**WHAT TO PRODUCE**
Word for word, set down every record that appears below.

**RECORDS FOR THIS TASK**

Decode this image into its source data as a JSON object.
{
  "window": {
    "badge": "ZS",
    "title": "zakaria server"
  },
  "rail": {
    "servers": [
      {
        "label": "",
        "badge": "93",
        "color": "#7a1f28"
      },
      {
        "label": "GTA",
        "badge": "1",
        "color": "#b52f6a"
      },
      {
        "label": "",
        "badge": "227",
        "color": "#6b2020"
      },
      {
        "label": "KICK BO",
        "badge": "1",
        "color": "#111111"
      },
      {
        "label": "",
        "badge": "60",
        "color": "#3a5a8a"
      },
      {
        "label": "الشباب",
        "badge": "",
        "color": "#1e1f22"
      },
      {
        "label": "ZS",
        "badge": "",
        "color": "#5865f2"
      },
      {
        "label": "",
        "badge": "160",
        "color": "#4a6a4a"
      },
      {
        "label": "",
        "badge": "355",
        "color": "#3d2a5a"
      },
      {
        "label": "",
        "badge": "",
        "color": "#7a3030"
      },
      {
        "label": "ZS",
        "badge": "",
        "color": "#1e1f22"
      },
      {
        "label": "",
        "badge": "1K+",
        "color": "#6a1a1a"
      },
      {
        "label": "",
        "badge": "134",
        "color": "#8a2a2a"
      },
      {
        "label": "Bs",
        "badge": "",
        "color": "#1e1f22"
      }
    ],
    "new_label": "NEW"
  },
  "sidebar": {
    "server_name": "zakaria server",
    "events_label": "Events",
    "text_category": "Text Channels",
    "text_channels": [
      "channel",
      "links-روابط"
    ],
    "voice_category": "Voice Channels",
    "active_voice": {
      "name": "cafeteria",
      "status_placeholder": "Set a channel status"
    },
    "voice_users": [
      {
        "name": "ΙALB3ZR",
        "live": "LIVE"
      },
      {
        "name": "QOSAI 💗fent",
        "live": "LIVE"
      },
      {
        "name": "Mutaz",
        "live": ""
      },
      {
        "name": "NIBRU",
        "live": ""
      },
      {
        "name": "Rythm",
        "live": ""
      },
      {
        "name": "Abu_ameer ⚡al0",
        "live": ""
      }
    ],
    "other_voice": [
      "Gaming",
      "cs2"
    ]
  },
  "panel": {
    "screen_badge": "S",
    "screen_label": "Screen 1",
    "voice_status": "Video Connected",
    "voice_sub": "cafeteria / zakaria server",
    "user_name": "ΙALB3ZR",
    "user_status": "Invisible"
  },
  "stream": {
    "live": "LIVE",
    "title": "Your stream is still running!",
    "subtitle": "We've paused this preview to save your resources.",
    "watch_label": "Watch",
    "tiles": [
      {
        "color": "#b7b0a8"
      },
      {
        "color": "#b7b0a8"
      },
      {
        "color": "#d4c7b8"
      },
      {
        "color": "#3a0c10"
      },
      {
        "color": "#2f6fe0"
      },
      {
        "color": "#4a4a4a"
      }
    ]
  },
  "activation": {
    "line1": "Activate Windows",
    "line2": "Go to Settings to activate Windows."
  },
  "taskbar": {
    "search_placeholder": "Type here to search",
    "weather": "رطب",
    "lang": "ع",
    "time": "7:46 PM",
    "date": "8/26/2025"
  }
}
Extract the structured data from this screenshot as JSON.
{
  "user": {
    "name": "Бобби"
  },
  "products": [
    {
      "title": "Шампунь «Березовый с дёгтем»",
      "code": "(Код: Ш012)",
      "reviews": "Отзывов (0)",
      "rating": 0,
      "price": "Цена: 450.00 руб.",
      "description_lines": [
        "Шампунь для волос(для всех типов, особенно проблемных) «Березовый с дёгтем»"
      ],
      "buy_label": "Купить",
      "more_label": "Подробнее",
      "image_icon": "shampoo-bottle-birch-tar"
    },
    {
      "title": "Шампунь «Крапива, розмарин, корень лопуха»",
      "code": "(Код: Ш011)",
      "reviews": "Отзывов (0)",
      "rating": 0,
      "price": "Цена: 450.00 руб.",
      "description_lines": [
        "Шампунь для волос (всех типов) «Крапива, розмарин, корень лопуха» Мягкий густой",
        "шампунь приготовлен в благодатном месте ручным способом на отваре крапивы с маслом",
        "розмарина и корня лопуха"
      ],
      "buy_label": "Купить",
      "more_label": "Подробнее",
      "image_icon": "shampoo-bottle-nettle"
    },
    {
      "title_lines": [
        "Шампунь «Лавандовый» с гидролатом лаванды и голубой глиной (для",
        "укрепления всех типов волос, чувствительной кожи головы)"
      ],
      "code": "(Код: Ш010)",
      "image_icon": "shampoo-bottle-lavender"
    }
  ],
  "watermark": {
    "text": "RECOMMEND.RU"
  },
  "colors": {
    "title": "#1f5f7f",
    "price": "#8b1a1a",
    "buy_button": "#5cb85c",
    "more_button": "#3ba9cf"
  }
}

**SOLUTION FOR THIS EXERCISE**
Decode this image into its source data as a JSON object.
{
  "window": {
    "badge": "ZS",
    "title": "zakaria server"
  },
  "rail": {
    "servers": [
      {
        "label": "",
        "badge": "93",
        "color": "#7a1f28"
      },
      {
        "label": "GTA",
        "badge": "1",
        "color": "#b52f6a"
      },
      {
        "label": "",
        "badge": "227",
        "color": "#6b2020"
      },
      {
        "label": "KICK BO",
        "badge": "1",
        "color": "#111111"
      },
      {
        "label": "",
        "badge": "60",
        "color": "#3a5a8a"
      },
      {
        "label": "الشباب",
        "badge": "",
        "color": "#1e1f22"
      },
      {
        "label": "ZS",
        "badge": "",
        "color": "#5865f2"
      },
      {
        "label": "",
        "badge": "160",
        "color": "#4a6a4a"
      },
      {
        "label": "",
        "badge": "355",
        "color": "#3d2a5a"
      },
      {
        "label": "",
        "badge": "",
        "color": "#7a3030"
      },
      {
        "label": "ZS",
        "badge": "",
        "color": "#1e1f22"
      },
      {
        "label": "",
        "badge": "1K+",
        "color": "#6a1a1a"
      },
      {
        "label": "",
        "badge": "134",
        "color": "#8a2a2a"
      },
      {
        "label": "Bs",
        "badge": "",
        "color": "#1e1f22"
      }
    ],
    "new_label": "NEW"
  },
  "sidebar": {
    "server_name": "zakaria server",
    "events_label": "Events",
    "text_category": "Text Channels",
    "text_channels": [
      "channel",
      "links-روابط"
    ],
    "voice_category": "Voice Channels",
    "active_voice": {
      "name": "cafeteria",
      "status_placeholder": "Set a channel status"
    },
    "voice_users": [
      {
        "name": "ΙALB3ZR",
        "live": "LIVE"
      },
      {
        "name": "QOSAI 💗fent",
        "live": "LIVE"
      },
      {
        "name": "Mutaz",
        "live": ""
      },
      {
        "name": "NIBRU",
        "live": ""
      },
      {
        "name": "Rythm",
        "live": ""
      },
      {
        "name": "Abu_ameer ⚡al0",
        "live": ""
      }
    ],
    "other_voice": [
      "Gaming",
      "cs2"
    ]
  },
  "panel": {
    "screen_badge": "S",
    "screen_label": "Screen 1",
    "voice_status": "Video Connected",
    "voice_sub": "cafeteria / zakaria server",
    "user_name": "ΙALB3ZR",
    "user_status": "Invisible"
  },
  "stream": {
    "live": "LIVE",
    "title": "Your stream is still running!",
    "subtitle": "We've paused this preview to save your resources.",
    "watch_label": "Watch",
    "tiles": [
      {
        "color": "#b7b0a8"
      },
      {
        "color": "#b7b0a8"
      },
      {
        "color": "#d4c7b8"
      },
      {
        "color": "#3a0c10"
      },
      {
        "color": "#2f6fe0"
      },
      {
        "color": "#4a4a4a"
      }
    ]
  },
  "activation": {
    "line1": "Activate Windows",
    "line2": "Go to Settings to activate Windows."
  },
  "taskbar": {
    "search_placeholder": "Type here to search",
    "weather": "رطب",
    "lang": "ع",
    "time": "7:46 PM",
    "date": "8/26/2025"
  }
}
Extract the structured data from this screenshot as JSON.
{
  "user": {
    "name": "Бобби"
  },
  "products": [
    {
      "title": "Шампунь «Березовый с дёгтем»",
      "code": "(Код: Ш012)",
      "reviews": "Отзывов (0)",
      "rating": 0,
      "price": "Цена: 450.00 руб.",
      "description_lines": [
        "Шампунь для волос(для всех типов, особенно проблемных) «Березовый с дёгтем»"
      ],
      "buy_label": "Купить",
      "more_label": "Подробнее",
      "image_icon": "shampoo-bottle-birch-tar"
    },
    {
      "title": "Шампунь «Крапива, розмарин, корень лопуха»",
      "code": "(Код: Ш011)",
      "reviews": "Отзывов (0)",
      "rating": 0,
      "price": "Цена: 450.00 руб.",
      "description_lines": [
        "Шампунь для волос (всех типов) «Крапива, розмарин, корень лопуха» Мягкий густой",
        "шампунь приготовлен в благодатном месте ручным способом на отваре крапивы с маслом",
        "розмарина и корня лопуха"
      ],
      "buy_label": "Купить",
      "more_label": "Подробнее",
      "image_icon": "shampoo-bottle-nettle"
    },
    {
      "title_lines": [
        "Шампунь «Лавандовый» с гидролатом лаванды и голубой глиной (для",
        "укрепления всех типов волос, чувствительной кожи головы)"
      ],
      "code": "(Код: Ш010)",
      "image_icon": "shampoo-bottle-lavender"
    }
  ],
  "watermark": {
    "text": "RECOMMEND.RU"
  },
  "colors": {
    "title": "#1f5f7f",
    "price": "#8b1a1a",
    "buy_button": "#5cb85c",
    "more_button": "#3ba9cf"
  }
}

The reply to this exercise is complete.